───── DATA SUPPLIED

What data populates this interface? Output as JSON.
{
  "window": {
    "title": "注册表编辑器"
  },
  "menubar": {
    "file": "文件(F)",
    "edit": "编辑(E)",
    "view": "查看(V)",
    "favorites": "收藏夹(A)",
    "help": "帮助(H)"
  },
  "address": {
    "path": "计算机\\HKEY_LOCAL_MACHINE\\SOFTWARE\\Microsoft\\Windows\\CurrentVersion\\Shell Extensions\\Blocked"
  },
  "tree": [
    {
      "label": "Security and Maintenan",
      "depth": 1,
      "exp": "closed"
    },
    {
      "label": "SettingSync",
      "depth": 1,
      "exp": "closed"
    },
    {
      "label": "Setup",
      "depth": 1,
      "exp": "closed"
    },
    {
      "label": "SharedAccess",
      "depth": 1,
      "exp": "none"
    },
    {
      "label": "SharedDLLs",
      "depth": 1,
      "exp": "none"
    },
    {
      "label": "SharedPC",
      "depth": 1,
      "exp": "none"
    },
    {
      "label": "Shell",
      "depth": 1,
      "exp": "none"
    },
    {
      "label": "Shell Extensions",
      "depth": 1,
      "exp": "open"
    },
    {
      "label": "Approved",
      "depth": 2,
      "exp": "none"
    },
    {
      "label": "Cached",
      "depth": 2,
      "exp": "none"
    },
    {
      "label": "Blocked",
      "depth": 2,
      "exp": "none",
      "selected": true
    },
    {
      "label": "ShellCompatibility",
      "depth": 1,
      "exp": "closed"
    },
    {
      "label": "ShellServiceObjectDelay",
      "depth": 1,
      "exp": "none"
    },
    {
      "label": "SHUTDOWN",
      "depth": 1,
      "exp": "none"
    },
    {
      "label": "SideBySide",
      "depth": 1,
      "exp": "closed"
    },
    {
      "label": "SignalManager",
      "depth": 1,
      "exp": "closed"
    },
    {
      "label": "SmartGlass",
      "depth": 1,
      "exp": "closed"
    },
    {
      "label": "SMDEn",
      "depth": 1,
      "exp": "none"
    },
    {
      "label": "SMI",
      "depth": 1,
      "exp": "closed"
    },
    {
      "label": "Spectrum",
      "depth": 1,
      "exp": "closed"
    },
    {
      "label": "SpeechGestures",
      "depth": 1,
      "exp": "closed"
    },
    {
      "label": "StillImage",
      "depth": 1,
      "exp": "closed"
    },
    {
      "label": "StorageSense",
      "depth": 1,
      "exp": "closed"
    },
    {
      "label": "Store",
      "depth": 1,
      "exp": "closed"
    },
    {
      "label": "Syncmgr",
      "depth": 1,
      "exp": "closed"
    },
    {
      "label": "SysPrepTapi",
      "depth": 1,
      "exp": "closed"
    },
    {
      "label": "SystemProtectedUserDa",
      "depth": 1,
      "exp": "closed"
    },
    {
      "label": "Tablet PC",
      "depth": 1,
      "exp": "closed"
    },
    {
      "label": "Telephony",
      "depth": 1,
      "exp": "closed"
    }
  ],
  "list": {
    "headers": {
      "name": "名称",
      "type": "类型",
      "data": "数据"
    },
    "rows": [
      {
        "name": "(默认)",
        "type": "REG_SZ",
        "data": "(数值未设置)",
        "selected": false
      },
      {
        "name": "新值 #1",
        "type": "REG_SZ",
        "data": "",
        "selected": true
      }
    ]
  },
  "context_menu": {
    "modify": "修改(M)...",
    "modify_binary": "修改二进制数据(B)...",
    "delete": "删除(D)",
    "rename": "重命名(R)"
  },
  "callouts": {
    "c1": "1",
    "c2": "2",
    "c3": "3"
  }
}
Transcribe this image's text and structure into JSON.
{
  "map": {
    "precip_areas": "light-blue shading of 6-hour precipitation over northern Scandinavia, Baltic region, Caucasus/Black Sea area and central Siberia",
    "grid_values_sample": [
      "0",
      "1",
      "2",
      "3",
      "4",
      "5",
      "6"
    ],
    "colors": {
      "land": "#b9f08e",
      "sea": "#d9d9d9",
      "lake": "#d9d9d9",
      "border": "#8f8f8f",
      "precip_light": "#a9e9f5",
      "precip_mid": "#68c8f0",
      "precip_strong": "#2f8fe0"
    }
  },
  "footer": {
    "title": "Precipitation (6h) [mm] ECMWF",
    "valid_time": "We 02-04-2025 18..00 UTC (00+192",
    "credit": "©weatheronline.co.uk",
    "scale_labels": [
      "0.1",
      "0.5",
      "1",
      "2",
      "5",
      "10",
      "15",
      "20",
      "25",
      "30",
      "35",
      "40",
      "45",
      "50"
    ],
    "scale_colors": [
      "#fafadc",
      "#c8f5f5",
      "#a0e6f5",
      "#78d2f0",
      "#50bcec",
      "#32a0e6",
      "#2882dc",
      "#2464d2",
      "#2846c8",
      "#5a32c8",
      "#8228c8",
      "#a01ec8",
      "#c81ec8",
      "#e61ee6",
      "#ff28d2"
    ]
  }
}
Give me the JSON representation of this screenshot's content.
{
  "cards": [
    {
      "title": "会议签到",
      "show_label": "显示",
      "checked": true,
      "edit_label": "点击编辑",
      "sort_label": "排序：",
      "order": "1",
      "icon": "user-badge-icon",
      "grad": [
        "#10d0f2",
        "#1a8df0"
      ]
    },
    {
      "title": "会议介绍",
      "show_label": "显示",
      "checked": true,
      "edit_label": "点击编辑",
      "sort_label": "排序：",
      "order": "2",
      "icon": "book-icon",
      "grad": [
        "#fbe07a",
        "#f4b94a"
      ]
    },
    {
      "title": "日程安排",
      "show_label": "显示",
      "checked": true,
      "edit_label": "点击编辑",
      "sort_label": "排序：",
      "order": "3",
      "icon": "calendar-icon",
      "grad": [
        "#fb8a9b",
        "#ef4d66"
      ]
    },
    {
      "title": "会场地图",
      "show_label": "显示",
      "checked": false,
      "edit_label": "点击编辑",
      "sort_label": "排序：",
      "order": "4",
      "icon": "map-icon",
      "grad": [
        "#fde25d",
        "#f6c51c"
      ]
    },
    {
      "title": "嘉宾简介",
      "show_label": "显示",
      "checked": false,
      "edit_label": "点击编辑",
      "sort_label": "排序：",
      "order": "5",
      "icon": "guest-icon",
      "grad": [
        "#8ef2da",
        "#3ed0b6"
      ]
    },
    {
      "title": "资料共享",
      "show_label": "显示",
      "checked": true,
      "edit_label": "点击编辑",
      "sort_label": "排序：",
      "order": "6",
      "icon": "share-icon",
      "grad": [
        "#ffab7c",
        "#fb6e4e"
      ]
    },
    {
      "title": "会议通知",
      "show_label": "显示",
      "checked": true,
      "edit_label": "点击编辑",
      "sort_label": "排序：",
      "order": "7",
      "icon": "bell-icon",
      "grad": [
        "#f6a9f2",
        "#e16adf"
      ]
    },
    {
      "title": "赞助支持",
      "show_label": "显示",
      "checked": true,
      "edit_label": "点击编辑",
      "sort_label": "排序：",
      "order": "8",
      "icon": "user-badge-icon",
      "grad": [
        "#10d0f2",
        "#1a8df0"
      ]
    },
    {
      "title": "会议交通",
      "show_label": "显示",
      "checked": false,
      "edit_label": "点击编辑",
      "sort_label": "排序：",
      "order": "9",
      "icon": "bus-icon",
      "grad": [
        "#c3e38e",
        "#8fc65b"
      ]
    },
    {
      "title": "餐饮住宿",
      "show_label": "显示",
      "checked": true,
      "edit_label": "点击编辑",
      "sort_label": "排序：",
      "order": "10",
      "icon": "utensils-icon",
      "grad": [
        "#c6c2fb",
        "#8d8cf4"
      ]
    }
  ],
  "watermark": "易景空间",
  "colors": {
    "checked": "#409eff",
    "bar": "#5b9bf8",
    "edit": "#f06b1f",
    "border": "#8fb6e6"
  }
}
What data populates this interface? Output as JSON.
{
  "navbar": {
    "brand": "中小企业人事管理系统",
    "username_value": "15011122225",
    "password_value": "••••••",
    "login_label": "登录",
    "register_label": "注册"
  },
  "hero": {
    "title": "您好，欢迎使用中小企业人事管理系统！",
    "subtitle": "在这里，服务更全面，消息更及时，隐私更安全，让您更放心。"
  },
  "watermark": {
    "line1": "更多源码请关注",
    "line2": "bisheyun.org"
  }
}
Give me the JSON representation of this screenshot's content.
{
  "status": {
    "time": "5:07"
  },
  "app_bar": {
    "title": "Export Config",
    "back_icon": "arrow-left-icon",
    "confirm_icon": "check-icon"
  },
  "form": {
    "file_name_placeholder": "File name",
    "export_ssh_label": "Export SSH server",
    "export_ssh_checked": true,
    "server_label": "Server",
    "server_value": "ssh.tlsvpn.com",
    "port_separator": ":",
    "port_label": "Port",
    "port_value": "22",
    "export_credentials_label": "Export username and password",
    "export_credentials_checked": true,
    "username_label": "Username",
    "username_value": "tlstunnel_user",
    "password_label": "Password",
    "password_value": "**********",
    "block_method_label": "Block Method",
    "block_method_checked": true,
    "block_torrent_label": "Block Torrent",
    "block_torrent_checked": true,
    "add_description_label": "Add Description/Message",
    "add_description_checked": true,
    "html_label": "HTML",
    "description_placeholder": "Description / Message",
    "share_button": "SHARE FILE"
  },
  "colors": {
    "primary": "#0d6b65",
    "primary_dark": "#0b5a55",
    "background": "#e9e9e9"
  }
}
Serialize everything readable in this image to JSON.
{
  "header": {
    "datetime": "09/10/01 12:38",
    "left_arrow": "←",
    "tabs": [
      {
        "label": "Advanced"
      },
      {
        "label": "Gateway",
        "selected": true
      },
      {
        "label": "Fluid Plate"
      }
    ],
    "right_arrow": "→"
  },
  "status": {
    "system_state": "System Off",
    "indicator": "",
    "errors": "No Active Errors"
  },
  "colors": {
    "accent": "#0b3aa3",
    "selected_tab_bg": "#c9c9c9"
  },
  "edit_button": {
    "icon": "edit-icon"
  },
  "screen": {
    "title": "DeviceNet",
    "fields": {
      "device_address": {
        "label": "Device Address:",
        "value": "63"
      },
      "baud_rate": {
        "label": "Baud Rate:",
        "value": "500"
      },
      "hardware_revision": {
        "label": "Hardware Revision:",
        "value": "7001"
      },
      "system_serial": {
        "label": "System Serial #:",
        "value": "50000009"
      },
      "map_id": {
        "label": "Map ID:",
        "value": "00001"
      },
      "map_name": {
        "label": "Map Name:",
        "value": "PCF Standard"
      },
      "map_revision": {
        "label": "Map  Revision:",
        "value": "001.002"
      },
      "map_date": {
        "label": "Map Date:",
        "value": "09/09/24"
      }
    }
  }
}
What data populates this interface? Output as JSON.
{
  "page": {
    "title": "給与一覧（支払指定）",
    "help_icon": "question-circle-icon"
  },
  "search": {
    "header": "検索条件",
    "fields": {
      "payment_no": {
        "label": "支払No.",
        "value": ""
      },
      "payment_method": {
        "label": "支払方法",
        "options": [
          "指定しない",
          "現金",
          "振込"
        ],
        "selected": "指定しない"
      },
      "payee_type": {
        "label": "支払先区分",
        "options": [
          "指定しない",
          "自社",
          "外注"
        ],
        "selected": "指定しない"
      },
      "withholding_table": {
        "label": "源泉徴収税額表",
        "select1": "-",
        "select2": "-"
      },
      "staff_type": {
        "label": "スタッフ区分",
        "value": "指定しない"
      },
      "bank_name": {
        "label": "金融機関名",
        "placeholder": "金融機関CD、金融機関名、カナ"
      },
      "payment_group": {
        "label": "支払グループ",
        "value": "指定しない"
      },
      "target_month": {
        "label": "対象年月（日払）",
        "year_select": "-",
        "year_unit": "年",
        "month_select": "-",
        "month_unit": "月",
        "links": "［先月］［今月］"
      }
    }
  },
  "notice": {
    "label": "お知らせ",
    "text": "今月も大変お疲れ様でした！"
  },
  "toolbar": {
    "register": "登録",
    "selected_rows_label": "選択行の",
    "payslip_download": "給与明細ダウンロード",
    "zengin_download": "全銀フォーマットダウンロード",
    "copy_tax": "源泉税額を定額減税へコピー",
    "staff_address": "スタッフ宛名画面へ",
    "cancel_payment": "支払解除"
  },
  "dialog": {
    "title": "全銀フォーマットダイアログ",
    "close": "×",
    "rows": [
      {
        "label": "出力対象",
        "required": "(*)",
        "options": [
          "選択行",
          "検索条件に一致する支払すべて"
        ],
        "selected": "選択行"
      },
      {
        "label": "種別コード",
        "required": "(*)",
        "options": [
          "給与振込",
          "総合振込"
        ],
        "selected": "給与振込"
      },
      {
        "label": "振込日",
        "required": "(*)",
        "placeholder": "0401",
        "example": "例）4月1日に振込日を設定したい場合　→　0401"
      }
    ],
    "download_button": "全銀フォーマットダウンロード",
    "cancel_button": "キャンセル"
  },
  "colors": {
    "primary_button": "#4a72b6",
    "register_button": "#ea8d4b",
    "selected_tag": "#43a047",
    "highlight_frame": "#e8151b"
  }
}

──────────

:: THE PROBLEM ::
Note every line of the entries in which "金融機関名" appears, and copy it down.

:: FINISHED EXERCISE ::
        "label": "金融機関名",
        "placeholder": "金融機関CD、金融機関名、カナ"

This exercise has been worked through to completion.